- **Work instructions**
The answer should consist of each line from the data below that includes "Zaglavlje".

[Interface dataset entries]
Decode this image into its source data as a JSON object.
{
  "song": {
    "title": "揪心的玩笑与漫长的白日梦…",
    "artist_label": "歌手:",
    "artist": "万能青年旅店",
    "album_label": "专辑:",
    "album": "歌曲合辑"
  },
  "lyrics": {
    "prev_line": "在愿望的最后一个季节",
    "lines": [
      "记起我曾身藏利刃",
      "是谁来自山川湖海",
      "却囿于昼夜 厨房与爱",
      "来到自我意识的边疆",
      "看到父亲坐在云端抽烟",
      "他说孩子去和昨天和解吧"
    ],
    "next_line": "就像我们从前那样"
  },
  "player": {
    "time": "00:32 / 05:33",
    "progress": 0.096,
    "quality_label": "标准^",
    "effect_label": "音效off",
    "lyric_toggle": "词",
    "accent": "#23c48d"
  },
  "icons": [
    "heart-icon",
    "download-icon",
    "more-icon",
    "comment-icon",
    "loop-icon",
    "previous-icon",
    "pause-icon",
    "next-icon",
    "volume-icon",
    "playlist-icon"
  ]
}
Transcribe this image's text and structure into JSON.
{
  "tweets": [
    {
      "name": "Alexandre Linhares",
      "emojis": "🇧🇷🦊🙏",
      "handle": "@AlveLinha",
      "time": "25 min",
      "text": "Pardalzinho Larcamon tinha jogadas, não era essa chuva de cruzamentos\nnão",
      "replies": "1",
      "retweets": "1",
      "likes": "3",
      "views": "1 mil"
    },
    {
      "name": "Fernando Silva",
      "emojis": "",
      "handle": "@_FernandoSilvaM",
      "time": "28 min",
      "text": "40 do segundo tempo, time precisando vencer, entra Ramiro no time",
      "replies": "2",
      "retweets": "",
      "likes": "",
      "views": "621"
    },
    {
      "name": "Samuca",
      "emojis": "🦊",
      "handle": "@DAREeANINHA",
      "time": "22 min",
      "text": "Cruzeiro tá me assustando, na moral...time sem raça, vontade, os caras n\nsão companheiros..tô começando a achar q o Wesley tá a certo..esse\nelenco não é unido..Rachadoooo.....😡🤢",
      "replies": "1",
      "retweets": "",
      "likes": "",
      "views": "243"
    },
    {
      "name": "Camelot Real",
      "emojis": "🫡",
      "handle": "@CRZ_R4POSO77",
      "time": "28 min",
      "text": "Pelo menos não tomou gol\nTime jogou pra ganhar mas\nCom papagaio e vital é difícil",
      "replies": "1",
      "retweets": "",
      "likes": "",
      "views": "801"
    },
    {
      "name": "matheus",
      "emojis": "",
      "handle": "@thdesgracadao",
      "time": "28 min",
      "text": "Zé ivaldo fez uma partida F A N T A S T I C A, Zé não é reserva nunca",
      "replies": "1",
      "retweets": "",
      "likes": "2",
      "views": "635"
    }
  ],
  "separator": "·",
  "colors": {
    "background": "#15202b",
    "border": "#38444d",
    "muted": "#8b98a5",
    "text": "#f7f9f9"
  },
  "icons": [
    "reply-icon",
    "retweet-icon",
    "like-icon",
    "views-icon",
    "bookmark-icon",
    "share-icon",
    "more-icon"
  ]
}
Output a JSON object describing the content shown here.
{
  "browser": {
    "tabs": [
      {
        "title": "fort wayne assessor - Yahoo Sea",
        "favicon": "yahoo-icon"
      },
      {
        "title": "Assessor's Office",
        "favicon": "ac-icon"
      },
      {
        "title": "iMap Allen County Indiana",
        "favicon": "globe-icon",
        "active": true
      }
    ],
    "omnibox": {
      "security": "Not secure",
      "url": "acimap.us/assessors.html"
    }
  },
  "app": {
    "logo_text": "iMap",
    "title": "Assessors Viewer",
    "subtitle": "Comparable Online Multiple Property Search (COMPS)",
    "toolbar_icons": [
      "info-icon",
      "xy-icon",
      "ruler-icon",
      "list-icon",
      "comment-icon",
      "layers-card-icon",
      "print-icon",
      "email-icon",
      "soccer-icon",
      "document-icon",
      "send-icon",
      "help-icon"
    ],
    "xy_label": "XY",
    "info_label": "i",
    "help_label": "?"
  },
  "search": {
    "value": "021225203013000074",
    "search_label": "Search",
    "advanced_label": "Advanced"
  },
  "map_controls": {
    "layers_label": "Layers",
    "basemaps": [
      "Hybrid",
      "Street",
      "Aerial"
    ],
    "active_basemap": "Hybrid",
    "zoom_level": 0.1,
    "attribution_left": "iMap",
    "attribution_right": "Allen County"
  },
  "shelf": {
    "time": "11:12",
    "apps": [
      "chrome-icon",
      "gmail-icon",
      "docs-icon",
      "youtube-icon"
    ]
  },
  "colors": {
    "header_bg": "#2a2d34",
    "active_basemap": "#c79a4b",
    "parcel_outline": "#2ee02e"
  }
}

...

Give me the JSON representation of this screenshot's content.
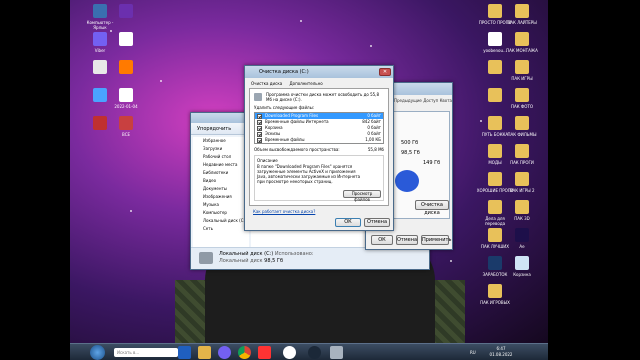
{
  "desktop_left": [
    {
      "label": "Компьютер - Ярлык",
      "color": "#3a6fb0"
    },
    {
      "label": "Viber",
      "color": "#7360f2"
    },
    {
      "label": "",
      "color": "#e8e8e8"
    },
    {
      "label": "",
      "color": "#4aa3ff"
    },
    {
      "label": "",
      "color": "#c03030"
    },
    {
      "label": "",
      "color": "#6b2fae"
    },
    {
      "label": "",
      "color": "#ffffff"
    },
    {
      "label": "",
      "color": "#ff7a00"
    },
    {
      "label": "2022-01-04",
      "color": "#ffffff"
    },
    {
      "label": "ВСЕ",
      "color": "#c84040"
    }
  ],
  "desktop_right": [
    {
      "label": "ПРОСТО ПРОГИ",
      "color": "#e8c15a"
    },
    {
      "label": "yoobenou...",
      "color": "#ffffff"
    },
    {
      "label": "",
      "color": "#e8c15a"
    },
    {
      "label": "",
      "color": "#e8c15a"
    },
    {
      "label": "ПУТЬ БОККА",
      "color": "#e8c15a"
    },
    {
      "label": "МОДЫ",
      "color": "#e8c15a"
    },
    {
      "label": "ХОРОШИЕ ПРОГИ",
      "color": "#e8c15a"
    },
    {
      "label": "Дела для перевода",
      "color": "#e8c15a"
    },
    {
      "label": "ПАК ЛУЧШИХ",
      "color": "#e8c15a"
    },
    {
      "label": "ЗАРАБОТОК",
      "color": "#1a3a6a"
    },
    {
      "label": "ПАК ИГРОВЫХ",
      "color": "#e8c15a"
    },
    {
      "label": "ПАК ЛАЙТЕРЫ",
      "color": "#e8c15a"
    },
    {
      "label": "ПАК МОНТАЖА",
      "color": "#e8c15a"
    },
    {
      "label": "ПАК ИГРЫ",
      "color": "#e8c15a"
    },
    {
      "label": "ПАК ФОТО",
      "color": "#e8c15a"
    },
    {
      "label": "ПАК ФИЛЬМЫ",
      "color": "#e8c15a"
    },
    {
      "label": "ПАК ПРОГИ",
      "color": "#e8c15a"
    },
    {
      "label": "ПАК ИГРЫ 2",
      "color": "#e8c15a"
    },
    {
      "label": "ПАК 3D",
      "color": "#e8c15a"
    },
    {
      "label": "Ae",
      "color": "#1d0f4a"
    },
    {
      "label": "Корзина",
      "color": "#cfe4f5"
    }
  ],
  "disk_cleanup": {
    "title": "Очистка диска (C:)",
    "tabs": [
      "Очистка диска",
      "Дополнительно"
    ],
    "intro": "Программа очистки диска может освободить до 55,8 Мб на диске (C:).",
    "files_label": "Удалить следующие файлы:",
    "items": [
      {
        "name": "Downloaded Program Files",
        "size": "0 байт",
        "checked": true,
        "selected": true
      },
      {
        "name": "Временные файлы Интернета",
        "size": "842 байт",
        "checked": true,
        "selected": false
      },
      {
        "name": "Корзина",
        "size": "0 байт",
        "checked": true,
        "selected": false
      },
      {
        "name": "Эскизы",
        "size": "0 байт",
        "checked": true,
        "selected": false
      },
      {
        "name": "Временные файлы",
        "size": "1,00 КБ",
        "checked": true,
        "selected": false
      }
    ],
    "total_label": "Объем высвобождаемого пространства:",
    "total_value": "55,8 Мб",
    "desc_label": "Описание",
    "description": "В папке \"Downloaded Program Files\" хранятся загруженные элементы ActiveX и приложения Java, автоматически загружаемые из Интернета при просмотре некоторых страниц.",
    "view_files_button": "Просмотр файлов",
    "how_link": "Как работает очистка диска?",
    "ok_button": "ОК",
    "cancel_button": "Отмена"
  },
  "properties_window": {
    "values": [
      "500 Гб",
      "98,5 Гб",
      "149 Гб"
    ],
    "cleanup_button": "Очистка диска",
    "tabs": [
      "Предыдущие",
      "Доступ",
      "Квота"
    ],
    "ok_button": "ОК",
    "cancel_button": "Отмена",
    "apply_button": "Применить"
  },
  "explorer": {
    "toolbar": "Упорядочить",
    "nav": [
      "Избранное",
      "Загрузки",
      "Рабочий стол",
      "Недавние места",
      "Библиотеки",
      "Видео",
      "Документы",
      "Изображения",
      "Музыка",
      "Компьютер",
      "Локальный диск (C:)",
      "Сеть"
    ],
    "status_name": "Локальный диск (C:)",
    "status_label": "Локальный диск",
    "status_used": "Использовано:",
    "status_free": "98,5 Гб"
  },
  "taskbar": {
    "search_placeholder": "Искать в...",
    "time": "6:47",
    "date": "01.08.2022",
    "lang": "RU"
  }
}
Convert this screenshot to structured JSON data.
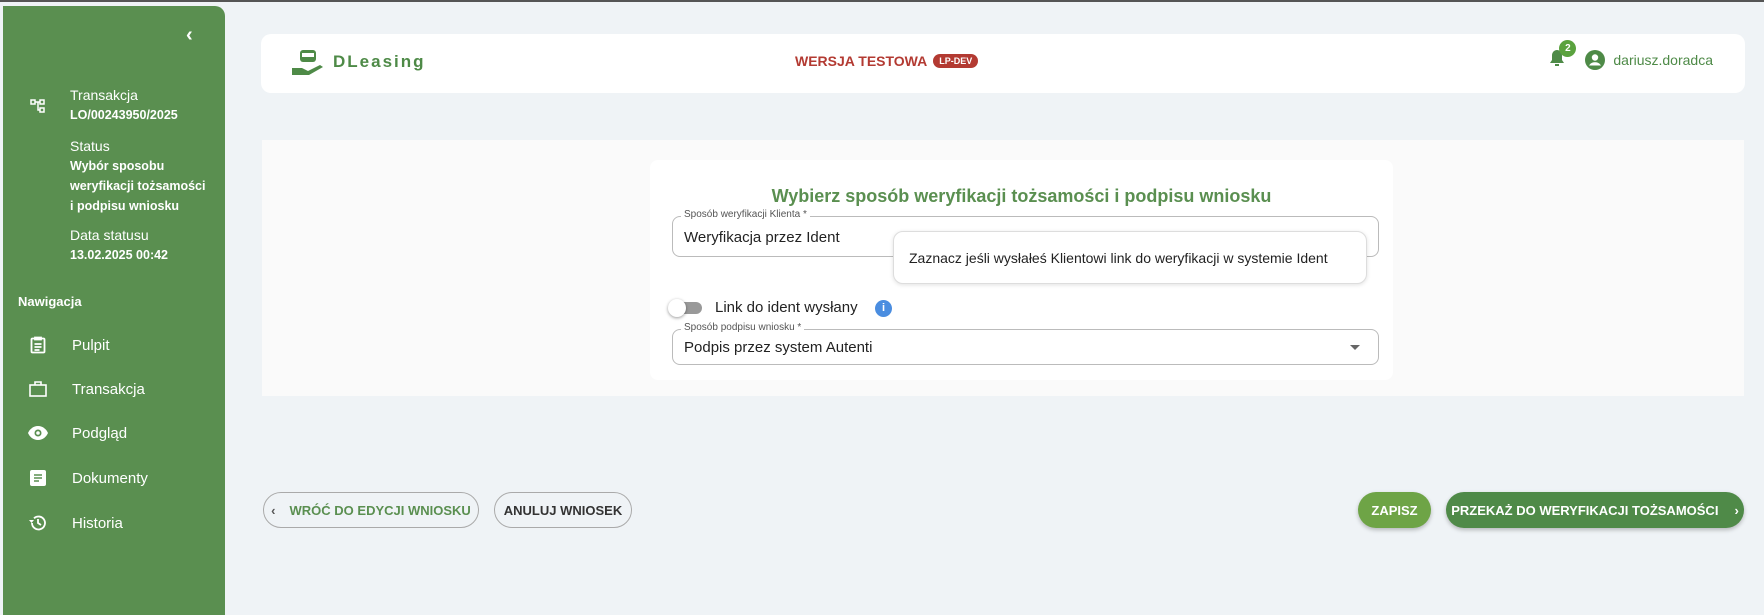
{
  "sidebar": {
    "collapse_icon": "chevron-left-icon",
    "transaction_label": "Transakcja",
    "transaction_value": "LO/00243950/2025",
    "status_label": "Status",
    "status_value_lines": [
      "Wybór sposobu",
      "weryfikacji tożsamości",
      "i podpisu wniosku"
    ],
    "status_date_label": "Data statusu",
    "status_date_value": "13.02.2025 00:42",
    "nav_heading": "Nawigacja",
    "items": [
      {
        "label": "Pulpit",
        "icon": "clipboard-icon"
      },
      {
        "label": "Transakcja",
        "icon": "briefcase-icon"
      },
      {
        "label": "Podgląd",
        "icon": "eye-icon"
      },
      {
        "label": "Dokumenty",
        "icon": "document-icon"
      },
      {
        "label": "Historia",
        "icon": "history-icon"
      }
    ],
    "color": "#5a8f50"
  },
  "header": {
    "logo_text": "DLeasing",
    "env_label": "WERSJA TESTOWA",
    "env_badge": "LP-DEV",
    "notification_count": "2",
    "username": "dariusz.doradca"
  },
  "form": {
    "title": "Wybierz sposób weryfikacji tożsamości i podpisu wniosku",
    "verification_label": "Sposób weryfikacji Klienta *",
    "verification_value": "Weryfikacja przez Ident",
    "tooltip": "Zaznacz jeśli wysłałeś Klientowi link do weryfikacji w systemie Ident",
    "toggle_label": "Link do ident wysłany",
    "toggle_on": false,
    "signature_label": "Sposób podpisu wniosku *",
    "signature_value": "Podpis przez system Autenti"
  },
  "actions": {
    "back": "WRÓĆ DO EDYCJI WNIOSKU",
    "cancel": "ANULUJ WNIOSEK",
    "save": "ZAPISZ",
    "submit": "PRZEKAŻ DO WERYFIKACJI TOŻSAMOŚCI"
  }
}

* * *

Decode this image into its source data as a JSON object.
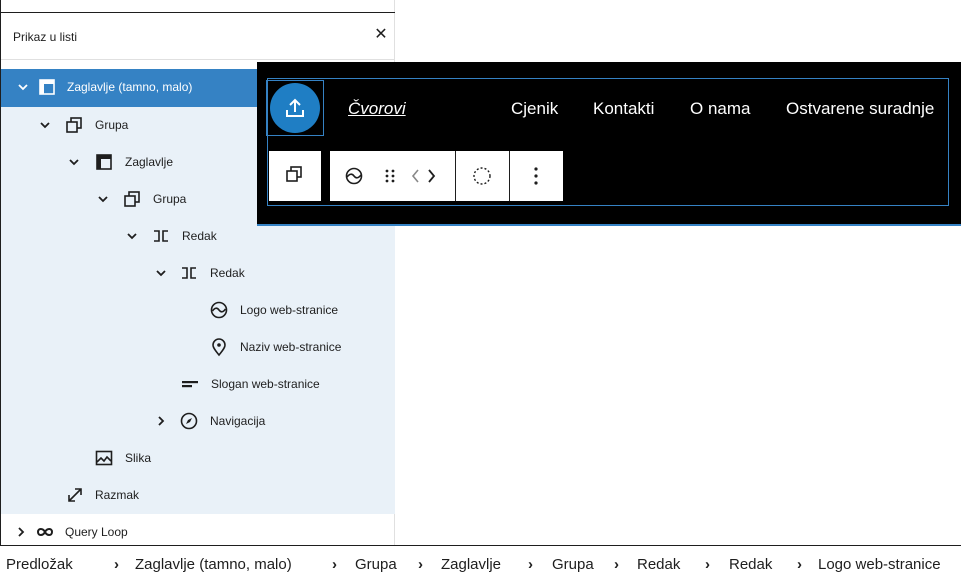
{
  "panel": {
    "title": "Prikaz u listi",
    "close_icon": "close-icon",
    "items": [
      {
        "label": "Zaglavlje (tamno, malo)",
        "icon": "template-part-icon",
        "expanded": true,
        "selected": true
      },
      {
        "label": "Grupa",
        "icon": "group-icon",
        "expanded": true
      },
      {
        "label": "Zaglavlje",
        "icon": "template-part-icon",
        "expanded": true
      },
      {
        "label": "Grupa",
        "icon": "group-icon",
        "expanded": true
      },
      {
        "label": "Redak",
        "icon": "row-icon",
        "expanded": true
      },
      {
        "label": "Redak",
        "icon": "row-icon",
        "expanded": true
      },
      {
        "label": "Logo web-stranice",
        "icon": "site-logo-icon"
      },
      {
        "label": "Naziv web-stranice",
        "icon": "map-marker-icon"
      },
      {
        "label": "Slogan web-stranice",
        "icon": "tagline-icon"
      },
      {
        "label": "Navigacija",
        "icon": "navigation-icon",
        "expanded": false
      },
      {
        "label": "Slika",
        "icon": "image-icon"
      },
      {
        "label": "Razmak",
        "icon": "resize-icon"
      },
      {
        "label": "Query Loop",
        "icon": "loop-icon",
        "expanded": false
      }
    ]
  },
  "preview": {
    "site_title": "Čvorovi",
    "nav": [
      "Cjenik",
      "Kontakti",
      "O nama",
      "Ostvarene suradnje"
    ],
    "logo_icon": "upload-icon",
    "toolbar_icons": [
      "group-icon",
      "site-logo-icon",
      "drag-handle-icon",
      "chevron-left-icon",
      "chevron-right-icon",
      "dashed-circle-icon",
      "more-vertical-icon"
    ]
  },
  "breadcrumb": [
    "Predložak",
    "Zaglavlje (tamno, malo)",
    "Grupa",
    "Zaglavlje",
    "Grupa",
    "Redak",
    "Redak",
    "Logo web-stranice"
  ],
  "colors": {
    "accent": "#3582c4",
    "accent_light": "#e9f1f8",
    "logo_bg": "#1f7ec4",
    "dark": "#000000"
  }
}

- **Answer box**
        "label": "Zaglavlje (tamno, malo)",
        "label": "Zaglavlje",
    "Zaglavlje (tamno, malo)",
    "Zaglavlje",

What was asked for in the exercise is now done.